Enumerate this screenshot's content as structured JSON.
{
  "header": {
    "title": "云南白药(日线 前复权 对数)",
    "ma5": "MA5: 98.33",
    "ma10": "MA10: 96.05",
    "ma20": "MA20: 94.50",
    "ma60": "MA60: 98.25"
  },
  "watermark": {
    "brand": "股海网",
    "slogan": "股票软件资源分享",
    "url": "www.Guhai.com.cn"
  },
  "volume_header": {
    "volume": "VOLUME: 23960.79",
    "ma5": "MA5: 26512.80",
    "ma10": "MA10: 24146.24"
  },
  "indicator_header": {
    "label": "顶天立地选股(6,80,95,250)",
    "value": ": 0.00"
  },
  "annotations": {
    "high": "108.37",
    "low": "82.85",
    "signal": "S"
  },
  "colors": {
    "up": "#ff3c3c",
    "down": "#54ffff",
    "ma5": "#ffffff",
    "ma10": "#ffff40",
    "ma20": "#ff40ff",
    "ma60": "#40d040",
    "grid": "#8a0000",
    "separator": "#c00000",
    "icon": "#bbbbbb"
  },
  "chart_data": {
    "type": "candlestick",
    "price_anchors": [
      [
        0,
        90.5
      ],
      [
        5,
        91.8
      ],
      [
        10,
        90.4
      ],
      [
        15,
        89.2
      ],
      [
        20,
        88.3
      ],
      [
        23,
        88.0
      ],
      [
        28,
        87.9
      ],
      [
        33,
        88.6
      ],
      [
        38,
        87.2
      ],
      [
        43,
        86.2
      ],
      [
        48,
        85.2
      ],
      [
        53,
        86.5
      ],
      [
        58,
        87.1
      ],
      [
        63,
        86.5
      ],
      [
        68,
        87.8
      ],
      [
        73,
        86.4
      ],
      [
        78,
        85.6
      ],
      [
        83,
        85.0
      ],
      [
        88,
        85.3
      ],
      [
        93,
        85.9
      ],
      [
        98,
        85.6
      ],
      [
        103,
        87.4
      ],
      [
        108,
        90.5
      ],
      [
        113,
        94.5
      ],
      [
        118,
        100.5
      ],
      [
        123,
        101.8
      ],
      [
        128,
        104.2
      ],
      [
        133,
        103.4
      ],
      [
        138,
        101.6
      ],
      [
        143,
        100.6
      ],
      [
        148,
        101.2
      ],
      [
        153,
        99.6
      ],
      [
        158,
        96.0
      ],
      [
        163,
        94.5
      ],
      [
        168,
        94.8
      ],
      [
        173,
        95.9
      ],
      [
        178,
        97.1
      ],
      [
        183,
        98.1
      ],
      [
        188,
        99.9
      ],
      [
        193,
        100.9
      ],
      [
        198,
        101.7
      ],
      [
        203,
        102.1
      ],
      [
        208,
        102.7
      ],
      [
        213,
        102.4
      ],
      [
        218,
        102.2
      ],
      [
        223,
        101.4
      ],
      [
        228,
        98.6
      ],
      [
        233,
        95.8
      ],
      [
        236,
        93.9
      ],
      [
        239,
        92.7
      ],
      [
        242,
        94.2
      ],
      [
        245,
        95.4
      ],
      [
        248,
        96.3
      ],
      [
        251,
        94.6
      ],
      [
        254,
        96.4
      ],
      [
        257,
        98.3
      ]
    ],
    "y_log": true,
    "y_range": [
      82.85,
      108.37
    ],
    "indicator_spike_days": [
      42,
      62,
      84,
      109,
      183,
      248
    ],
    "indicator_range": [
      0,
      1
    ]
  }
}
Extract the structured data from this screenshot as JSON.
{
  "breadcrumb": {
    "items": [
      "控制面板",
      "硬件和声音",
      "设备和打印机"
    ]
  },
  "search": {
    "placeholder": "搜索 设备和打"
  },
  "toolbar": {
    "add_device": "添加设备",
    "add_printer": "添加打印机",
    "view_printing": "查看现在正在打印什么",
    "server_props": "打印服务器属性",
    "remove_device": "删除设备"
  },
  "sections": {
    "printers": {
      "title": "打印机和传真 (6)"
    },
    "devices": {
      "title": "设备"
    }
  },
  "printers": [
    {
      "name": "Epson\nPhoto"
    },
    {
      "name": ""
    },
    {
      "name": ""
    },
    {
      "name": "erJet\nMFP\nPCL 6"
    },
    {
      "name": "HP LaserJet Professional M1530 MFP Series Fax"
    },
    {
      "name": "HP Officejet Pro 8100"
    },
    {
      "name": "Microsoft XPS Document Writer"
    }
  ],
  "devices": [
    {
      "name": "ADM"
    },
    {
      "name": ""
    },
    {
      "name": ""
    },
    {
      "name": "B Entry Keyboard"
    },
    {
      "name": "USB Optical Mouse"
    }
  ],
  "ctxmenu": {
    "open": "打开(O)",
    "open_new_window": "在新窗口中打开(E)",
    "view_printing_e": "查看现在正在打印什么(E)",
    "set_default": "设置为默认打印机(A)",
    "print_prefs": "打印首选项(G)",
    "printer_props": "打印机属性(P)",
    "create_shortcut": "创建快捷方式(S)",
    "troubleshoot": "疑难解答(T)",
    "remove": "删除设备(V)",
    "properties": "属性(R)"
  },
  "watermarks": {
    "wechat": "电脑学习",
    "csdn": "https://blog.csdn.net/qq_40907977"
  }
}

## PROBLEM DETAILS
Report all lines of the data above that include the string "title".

## TASK SOLUTION
    "title": "云南白药(日线 前复权 对数)",
      "title": "打印机和传真 (6)"
      "title": "设备"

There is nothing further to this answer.